TLS: Who are some of your favorite designers?

MLLG: I personally don't keep such close watch of fashion these days. I feel that trends move too fast for me to really maintain my interest in them, and my motivations these days are about slowing myself down, not the opposite. I do love Miuccia Prada though; she's amazing!

TLS: Can you tell me a little about your creative process? What are the steps involved in creating a collection like "When the Going Gets Raf"?

MLLG: A story like "When the Going Gets Raf" works very differently from the body of work "Disorder this Order." It's an example of how my work is applied commercially. In cases like this, I'll work with a creative director who has a concept for the shoot.

This shoot was done for Female Magazine in Singapore. Jonathan, the creative director, wanted the aesthetic of the shoot to be modeled on the work of British artist Gary Hume, who paints in the household gloss paint on the aluminum panels, often using appropriated images. Their forms and colors are dramatically simplified, with people being reduced to just two or three colors. I reinterpreted this stylistically, and kept it very simple with the colors and forms.

We shot the images like any other editorial--with a team of professional hair and makeup stylists, model and stylist. Then I was given the freedom to play around with the images in post, and kept closely to the concept. My work mostly involves printing a large amount of images, then cutting and pasting, then re-photographing the final photo sculpture to flatten it into a photograph once again.

This project was interesting because I was working within some boundaries and couldn't go entirely crazy on it, which was an amazing exercise in simplification. It kind of led me to start thinking about my work in a much simpler way.

Check out more of May Lin Le Goff's work here.

Carolyn Lang, who likes to write and travel and spends most of her time in Middle Eastern restaurants.
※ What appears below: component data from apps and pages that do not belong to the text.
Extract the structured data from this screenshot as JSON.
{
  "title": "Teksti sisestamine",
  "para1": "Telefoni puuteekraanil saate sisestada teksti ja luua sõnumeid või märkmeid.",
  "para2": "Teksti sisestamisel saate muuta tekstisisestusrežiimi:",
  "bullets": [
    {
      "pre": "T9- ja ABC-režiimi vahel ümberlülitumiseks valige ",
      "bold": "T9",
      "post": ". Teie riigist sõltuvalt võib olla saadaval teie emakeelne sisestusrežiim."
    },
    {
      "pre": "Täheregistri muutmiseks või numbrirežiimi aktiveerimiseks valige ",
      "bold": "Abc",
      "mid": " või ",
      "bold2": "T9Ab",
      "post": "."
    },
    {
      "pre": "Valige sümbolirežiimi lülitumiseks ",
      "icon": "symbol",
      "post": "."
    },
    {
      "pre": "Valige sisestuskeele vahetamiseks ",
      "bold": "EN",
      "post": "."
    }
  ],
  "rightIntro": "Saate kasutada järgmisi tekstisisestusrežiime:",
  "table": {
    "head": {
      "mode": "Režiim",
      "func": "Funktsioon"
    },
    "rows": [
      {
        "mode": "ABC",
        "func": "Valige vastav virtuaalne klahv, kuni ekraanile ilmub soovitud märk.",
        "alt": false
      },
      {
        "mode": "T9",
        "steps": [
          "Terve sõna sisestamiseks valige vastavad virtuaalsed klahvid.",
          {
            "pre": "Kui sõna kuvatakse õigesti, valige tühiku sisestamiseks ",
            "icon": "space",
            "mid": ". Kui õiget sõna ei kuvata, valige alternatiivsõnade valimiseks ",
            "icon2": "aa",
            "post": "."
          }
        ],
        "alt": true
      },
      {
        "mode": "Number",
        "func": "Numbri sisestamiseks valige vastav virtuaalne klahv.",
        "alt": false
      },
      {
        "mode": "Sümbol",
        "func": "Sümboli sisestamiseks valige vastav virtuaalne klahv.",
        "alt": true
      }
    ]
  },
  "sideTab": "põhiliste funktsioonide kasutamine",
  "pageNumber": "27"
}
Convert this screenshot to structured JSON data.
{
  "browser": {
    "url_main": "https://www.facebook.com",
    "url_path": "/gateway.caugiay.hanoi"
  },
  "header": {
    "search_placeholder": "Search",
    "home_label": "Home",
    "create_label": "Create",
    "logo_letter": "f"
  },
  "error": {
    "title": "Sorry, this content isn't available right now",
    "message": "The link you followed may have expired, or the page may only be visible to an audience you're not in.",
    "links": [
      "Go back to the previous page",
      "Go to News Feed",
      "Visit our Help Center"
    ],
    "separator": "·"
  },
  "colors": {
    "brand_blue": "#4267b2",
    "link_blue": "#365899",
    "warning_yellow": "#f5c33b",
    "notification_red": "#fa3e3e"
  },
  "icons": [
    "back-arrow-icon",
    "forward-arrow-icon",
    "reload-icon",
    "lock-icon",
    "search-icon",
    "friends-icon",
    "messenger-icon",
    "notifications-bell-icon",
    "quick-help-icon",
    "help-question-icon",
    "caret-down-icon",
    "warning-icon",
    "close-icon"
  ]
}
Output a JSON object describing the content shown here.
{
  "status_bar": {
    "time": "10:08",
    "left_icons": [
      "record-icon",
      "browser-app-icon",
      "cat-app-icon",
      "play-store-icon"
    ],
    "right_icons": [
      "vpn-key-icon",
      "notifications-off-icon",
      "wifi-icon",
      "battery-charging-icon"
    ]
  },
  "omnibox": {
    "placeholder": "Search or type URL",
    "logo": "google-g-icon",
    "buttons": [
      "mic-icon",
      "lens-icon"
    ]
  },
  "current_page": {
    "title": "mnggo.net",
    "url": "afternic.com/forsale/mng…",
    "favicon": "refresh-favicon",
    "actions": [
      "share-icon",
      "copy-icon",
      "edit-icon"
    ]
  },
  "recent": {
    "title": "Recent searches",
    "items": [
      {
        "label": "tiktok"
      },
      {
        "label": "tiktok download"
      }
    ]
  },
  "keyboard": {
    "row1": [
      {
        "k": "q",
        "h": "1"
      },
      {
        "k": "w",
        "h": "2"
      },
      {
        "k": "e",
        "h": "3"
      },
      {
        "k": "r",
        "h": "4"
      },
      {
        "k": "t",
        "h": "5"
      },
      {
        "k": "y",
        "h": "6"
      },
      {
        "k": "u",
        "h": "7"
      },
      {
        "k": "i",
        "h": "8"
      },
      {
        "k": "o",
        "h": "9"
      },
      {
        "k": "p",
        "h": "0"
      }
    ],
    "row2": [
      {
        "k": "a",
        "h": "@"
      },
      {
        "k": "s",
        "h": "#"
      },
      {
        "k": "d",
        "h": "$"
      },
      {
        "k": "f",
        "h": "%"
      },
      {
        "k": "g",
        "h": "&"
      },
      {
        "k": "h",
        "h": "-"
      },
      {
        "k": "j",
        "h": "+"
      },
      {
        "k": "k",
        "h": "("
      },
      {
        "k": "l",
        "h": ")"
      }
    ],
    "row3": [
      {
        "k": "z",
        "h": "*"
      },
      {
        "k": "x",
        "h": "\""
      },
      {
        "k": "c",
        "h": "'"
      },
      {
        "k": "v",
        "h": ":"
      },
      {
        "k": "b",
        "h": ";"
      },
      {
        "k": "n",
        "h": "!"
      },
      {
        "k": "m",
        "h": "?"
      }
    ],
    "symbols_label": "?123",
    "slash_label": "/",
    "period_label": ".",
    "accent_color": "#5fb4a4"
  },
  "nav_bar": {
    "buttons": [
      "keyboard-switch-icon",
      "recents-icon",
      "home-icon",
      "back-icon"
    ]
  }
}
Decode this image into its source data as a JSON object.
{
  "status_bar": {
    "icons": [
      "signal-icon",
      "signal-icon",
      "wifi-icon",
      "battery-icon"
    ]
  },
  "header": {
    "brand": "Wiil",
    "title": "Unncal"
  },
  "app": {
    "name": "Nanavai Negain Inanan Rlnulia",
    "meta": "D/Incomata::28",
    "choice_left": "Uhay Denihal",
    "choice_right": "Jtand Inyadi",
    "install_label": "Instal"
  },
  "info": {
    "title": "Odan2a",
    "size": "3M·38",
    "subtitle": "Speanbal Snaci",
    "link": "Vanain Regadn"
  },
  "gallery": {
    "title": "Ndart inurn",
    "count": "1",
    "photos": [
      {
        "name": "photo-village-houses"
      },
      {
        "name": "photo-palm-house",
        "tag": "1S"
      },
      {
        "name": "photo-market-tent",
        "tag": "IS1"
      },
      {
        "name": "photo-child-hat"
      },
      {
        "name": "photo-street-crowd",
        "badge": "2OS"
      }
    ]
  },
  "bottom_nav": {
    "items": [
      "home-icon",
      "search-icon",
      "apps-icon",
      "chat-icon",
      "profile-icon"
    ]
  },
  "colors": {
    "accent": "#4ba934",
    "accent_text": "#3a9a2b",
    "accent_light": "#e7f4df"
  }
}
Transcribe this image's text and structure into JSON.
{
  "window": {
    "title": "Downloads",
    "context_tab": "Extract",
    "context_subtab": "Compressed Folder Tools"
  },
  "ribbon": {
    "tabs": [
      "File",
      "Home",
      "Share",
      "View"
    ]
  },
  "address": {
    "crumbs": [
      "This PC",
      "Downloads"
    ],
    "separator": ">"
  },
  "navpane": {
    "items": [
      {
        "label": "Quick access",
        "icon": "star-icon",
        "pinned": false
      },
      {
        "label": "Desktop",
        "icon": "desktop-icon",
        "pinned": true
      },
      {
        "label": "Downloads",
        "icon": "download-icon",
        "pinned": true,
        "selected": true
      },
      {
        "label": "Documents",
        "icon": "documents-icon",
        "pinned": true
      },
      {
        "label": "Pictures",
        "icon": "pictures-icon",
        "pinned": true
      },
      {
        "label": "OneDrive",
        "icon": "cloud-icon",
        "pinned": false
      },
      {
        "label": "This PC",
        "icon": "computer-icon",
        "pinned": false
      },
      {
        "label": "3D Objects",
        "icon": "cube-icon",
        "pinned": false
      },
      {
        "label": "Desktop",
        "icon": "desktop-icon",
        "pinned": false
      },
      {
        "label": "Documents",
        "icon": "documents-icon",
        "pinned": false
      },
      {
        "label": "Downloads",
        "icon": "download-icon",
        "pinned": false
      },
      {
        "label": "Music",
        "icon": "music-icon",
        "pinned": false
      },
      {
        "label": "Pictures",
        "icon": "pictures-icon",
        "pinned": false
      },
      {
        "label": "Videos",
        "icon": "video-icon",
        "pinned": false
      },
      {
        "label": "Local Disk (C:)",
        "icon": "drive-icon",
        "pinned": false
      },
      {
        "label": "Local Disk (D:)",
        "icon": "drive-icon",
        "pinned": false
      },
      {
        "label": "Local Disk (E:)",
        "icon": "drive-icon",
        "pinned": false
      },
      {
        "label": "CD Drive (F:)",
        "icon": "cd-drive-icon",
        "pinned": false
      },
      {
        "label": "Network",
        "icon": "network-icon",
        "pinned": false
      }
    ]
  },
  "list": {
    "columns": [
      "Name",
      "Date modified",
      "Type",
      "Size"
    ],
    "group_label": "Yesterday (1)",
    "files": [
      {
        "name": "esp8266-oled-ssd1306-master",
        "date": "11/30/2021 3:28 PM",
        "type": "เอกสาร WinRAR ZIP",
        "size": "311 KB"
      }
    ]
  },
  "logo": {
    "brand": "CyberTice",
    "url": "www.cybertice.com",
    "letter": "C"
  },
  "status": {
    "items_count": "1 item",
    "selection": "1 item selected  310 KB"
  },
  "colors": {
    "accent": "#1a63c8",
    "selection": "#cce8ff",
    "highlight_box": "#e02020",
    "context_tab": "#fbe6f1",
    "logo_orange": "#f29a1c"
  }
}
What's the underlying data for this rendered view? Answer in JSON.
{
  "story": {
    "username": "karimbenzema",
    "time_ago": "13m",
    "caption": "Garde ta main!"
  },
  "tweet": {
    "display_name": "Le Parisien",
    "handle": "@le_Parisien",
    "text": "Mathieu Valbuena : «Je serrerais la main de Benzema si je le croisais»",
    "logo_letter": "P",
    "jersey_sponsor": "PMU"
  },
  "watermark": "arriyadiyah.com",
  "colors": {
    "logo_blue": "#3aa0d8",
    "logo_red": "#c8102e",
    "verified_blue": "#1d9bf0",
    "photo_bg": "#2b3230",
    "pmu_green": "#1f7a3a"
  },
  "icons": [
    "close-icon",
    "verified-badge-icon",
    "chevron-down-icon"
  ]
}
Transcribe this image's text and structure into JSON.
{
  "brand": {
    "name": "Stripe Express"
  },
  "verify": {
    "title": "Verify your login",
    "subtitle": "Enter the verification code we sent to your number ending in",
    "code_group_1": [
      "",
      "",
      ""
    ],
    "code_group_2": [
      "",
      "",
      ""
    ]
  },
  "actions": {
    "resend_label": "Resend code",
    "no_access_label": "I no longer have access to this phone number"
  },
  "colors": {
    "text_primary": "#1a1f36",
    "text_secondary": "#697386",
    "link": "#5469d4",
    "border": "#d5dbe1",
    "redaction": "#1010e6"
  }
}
She is the combined effort of everyone she's ever known. Carolyn keeps track of things that fascinate her here.